News Article | March 31, 2016
The human brain needs a large amount of energy to function properly, and researchers at the University of Illinois have reported in a new study that the health of brain metabolism in young adults may predict fluid intelligence – the capacity to solve unusual logic-based problems in novel situations. Study author Ryan Larsen, a research scientist at the Beckman Institute for Advanced Science and Technology, told Bioscience Technology that using magnetic resonance spectroscopy measurements are one of several ways to better understand the complicated relationships between energy production and intelligence. The findings were published online in Cerebral Cortex. For the study, the team, led by Larsen, University of Illinois Ph.D. candidate Aki Nikolaidis, and Beckman Institute director Arthur Kramer, analyzed data from 71 young adults. The researchers measured the amount of N—acetyl aspartate (NAA), a biochemical marker of neural energy production and efficiency, in the brains using MR spectroscopy.
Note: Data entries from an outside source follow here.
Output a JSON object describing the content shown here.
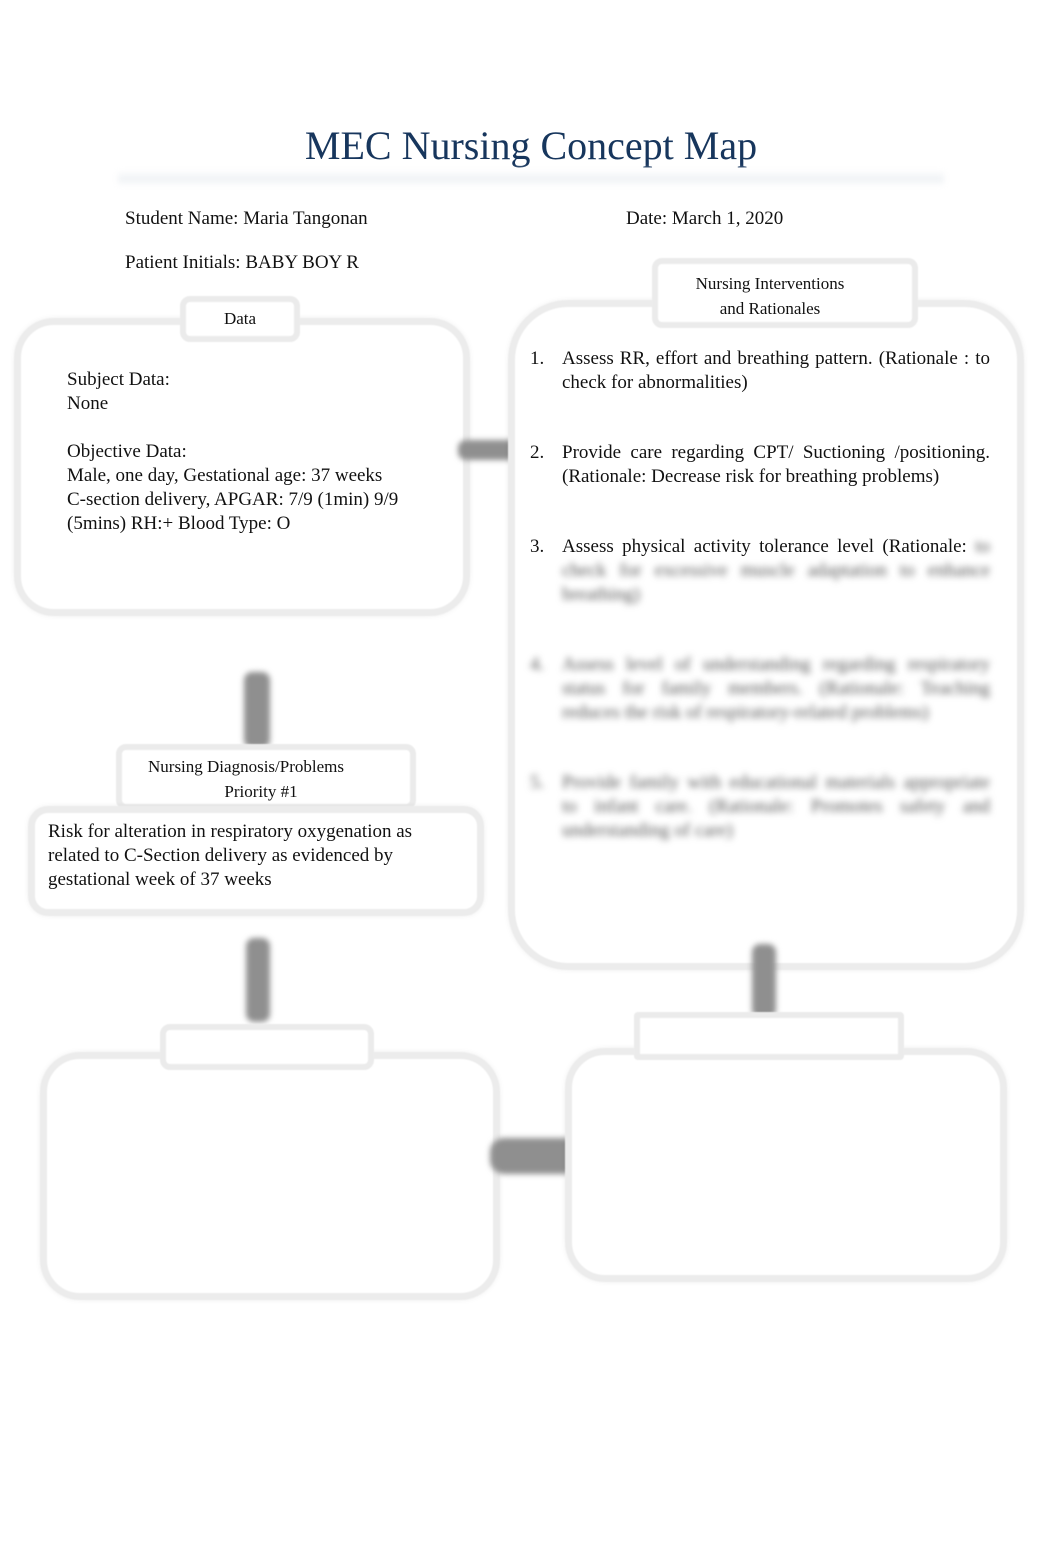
{
  "document": {
    "title": "MEC Nursing Concept Map",
    "student_name": "Student Name: Maria Tangonan",
    "date": "Date: March 1, 2020",
    "patient_initials": "Patient Initials: BABY BOY R"
  },
  "data_box": {
    "tab_label": "Data",
    "subjective_heading": "Subject Data:",
    "subjective_value": "None",
    "objective_heading": "Objective Data:",
    "objective_lines": [
      "Male, one day, Gestational age: 37 weeks",
      "C-section delivery, APGAR: 7/9 (1min) 9/9",
      "(5mins) RH:+ Blood Type: O"
    ]
  },
  "diagnosis_box": {
    "tab_label_line1": "Nursing Diagnosis/Problems",
    "tab_label_line2": "Priority #1",
    "text": "Risk for alteration in respiratory oxygenation as related to C-Section delivery as evidenced by gestational week of 37 weeks"
  },
  "interventions_box": {
    "tab_label_line1": "Nursing Interventions",
    "tab_label_line2": "and Rationales",
    "items": [
      {
        "num": "1.",
        "text": "Assess RR, effort and breathing pattern. (Rationale : to check for abnormalities)"
      },
      {
        "num": "2.",
        "text": "Provide care regarding CPT/ Suctioning /positioning. (Rationale: Decrease risk for breathing problems)"
      },
      {
        "num": "3.",
        "text": "Assess physical activity tolerance level (Rationale:",
        "hidden_tail": "to check for excessive muscle adaptation to enhance breathing)"
      },
      {
        "num": "4.",
        "hidden": "Assess level of understanding regarding respiratory status for family members. (Rationale: Teaching reduces the risk of respiratory-related problems)"
      },
      {
        "num": "5.",
        "hidden": "Provide family with educational materials appropriate to infant care. (Rationale: Promotes safety and understanding of care)"
      }
    ]
  },
  "bottom_left_box": {
    "tab_label": ""
  },
  "bottom_right_box": {
    "tab_label": ""
  },
  "colors": {
    "title": "#17365d",
    "box_border": "#ececec",
    "connector": "#8f8f8f"
  }
}
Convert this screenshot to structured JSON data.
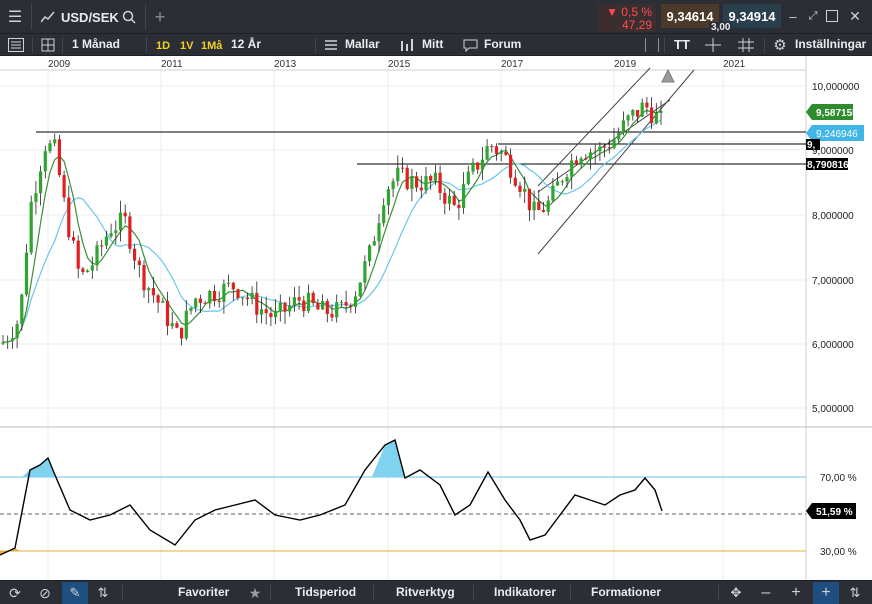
{
  "topbar": {
    "symbol": "USD/SEK",
    "change_pct": "▼ 0,5 %",
    "change_abs": "47,29",
    "bid": "9,34614",
    "ask": "9,34914",
    "spread": "3,00"
  },
  "toolbar": {
    "interval": "1 Månad",
    "range_1d": "1D",
    "range_1v": "1V",
    "range_1ma": "1Må",
    "range_12ar": "12 År",
    "mallar": "Mallar",
    "mitt": "Mitt",
    "forum": "Forum",
    "tt": "TT",
    "settings": "Inställningar"
  },
  "chart": {
    "x_labels": [
      "2009",
      "2011",
      "2013",
      "2015",
      "2017",
      "2019",
      "2021"
    ],
    "y_labels": [
      "10,000000",
      "9,000000",
      "8,000000",
      "7,000000",
      "6,000000",
      "5,000000"
    ],
    "price_tag_green": "9,587155",
    "price_tag_blue": "9,246946",
    "price_tag_black_1": "9,",
    "price_tag_black_2": "8,790816",
    "rsi_labels": [
      "70,00 %",
      "30,00 %"
    ],
    "rsi_tag": "51,59 %",
    "colors": {
      "up": "#2fa52f",
      "down": "#e02020",
      "ma_short": "#3a8f3a",
      "ma_long": "#6cc6ec",
      "rsi_band_top": "#6cc6ec",
      "rsi_band_bottom": "#e0b030",
      "fill_overbought": "#7fd3ee"
    }
  },
  "bottombar": {
    "favoriter": "Favoriter",
    "tidsperiod": "Tidsperiod",
    "ritverktyg": "Ritverktyg",
    "indikatorer": "Indikatorer",
    "formationer": "Formationer"
  }
}
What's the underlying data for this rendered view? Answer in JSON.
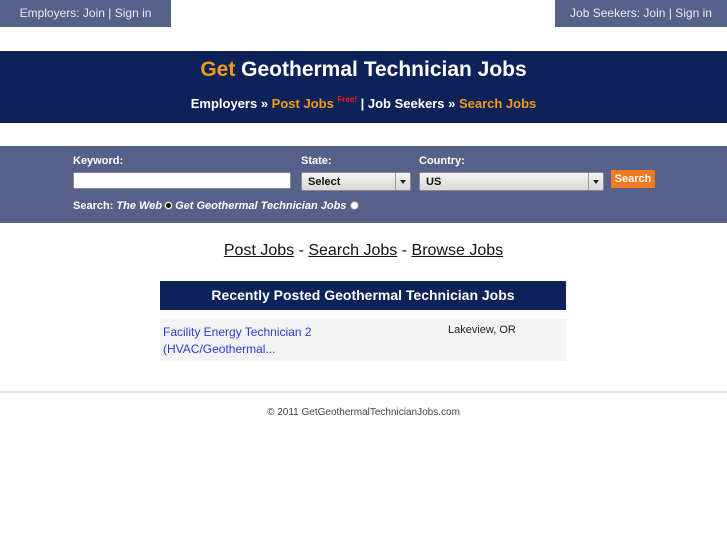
{
  "topbar": {
    "employers": {
      "prefix": "Employers: ",
      "join": "Join",
      "sep": " | ",
      "signin": "Sign in"
    },
    "jobseekers": {
      "prefix": "Job Seekers: ",
      "join": "Join",
      "sep": " | ",
      "signin": "Sign in"
    }
  },
  "header": {
    "title_accent": "Get",
    "title_rest": " Geothermal Technician Jobs",
    "nav": {
      "employers": "Employers",
      "raquo1": " » ",
      "post_jobs": "Post Jobs",
      "free": "Free!",
      "sep": " | ",
      "job_seekers": "Job Seekers",
      "raquo2": " » ",
      "search_jobs": "Search Jobs"
    }
  },
  "search": {
    "keyword_label": "Keyword:",
    "keyword_value": "",
    "state_label": "State:",
    "state_value": "Select",
    "country_label": "Country:",
    "country_value": "US",
    "button": "Search",
    "scope_label": "Search:",
    "scope_options": [
      "The Web",
      "Get Geothermal Technician Jobs"
    ],
    "scope_selected": "The Web"
  },
  "links": {
    "post": "Post Jobs",
    "sep1": " - ",
    "search": "Search Jobs",
    "sep2": " - ",
    "browse": "Browse Jobs"
  },
  "recent": {
    "heading": "Recently Posted Geothermal Technician Jobs",
    "jobs": [
      {
        "title": "Facility Energy Technician 2 (HVAC/Geothermal...",
        "location": "Lakeview, OR"
      }
    ]
  },
  "footer": {
    "copyright": "© 2011 GetGeothermalTechnicianJobs.com"
  },
  "colors": {
    "navy": "#0d2258",
    "slate": "#556189",
    "orange": "#f39a1c",
    "button_orange": "#f47a22",
    "link_blue": "#2d3bd1"
  }
}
The subjects in the study were given computerized standard tests of fluid intelligence that required problem solving, reasoning and spatial visualization, Larsen said. The scientists then looked at the relationship between NAA concentrations in different areas of the brain and the results of the fluid intelligence scores. According to Larsen, the connection between NAA concentration and multiple facets of intelligence has been shown previously, but most of those studies did not use spectroscopic imaging and therefore were limited in the spatial coverage of the brain. “Our approach used spectroscopic imaging techniques to cover several areas of the brain known to be important for intelligence,” Larsen said. The current study also wanted to address other inconsistencies in previous research that may not have accounted for all relevant factors, such as brain size, in their analysis of cognition. This study was able to image the brain’s capacity to produce energy and showed concentrations of NAA in the brain in a more detailed way than previous studies. The team found that distribution of NAA in the frontal and parietal lobes, an area of the brain associated with motor abilities, was specifically linked to fluid intelligence, independent of brain size. Interestingly, it was not linked to other closely related cognitive abilities. Brain metabolism and health, along with brain size, are significant predictors of fluid intelligence, the researchers concluded. According to the researchers, the findings suggest “that the left motor regions play a key role in visualization and planning” that is needed for spatial cognition and reasoning. So while overall, brain size is not changeable, Larsen said he is interested in understanding the potential relationships between NAA levels and health interventions, such as aerobic fitness and nutrition, which are things that can be improved and changed. Larsen said that while literature indicates that NAA is relatively stable over much of the adult lifespan, making it a useful marker of brain health, more research needs to be conducted as to whether or not changes in NAA may occur with lifestyle changes. Establish your company as a technology leader! For more than 50 years, the R&D 100 Awards have showcased new products of technological significance. You can join this exclusive community! Learn more.